Often the driver throttled his car to a snail’s pace or brought it to a full stop to avoid running over one of those children who, so far as self-preservation goes, appear to be deaf, dumb, blind, and without powers of locomotion; and during one of these halts a little girl, walking slowly backward, her eyes upon another little girl who for no apparent cause was making a series of malevolent faces at her, collided with one of the tires and fell on her back directly in front of the stationary car. Instantly she began to screech, and the street, hitherto but scatteringly occupied, filled with raging people.
The driver from his seat, Bruce from one window, Savage from the other, attempted to explain to deaf ears. Their voices were drowned in a torrent of abuse.

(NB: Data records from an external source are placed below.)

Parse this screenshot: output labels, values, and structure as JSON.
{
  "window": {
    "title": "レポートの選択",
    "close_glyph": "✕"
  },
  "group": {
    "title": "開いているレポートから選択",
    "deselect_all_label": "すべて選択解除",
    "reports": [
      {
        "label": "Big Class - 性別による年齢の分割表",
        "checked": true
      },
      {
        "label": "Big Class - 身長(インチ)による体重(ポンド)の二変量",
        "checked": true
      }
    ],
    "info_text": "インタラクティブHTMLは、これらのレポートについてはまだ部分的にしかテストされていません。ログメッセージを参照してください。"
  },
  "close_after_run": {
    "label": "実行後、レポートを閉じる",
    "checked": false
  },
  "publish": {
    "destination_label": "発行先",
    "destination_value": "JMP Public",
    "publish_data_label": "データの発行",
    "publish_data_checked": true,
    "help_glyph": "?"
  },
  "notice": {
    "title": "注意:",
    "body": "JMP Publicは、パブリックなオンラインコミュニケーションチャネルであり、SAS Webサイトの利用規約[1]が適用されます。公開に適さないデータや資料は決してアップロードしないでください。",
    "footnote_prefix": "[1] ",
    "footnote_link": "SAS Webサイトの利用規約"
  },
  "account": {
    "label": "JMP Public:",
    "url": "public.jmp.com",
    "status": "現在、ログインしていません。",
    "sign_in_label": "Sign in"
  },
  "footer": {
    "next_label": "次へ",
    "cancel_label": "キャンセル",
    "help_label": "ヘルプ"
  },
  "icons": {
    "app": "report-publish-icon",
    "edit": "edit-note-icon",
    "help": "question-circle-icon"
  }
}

Barbara, at first only exasperated by the stupidity of the crowd, sitting very still and erect, had upon her face that expression of bored contempt with which aristocrats in the French Revolution are said to have gone to the guillotine. Then that was shouted in her ear which, though but half, understood, turned her scarlet with anger. Unfortunately Savage, hitherto patiently self-controlled, had heard the compounded epithet hurled at Barbara, and in a moment his fighting blood was beyond control, and he was out of the cab raining heavy blows upon a bloated chalky-white face, and receiving worse than he gave from a dozen fists and feet. Strong as a bull, always in training, his strength was beaten and kicked from him in twenty seconds, and with Bruce and the driver—who, bravely enough, if reluctantly, had leaped to his assistance—things were no better.